:: Task brief ::
The expected answer is the data below, printed verbatim without its pictures.
---------- Supplied information ----------
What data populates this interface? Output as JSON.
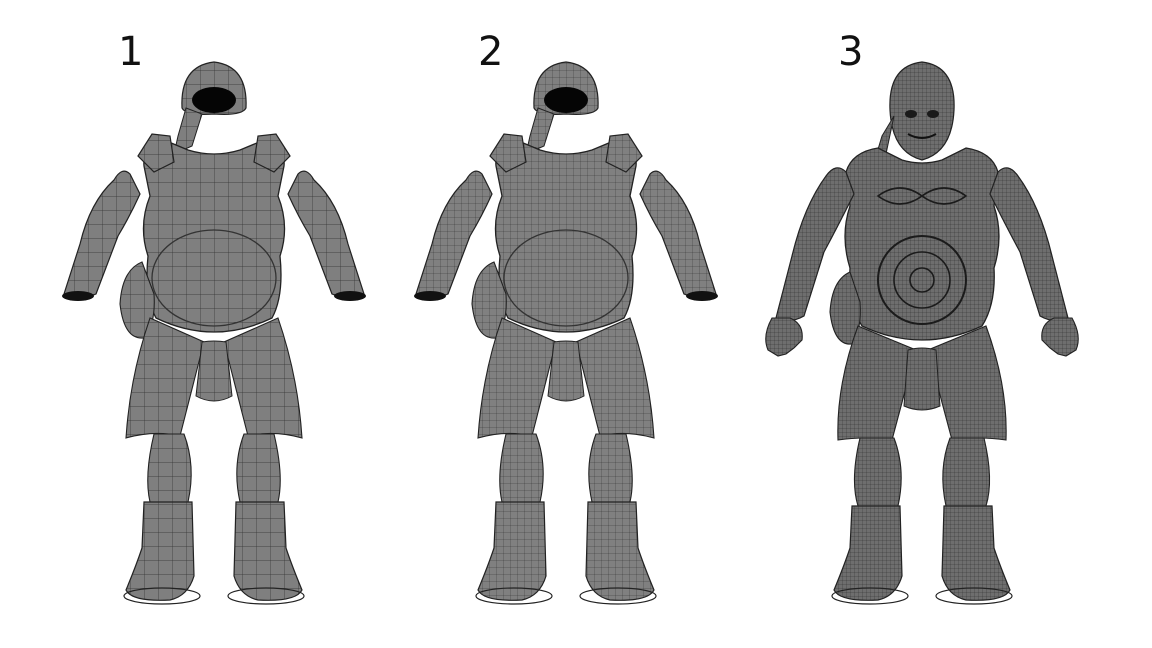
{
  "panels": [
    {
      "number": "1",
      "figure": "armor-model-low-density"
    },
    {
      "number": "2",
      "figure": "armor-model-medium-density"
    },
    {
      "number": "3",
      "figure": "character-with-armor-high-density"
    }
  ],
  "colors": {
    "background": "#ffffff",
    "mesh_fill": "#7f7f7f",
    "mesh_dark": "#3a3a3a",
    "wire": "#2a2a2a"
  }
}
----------
:: Exercise result ::
What data populates this interface? Output as JSON.
{
  "panels": [
    {
      "number": "1",
      "figure": "armor-model-low-density"
    },
    {
      "number": "2",
      "figure": "armor-model-medium-density"
    },
    {
      "number": "3",
      "figure": "character-with-armor-high-density"
    }
  ],
  "colors": {
    "background": "#ffffff",
    "mesh_fill": "#7f7f7f",
    "mesh_dark": "#3a3a3a",
    "wire": "#2a2a2a"
  }
}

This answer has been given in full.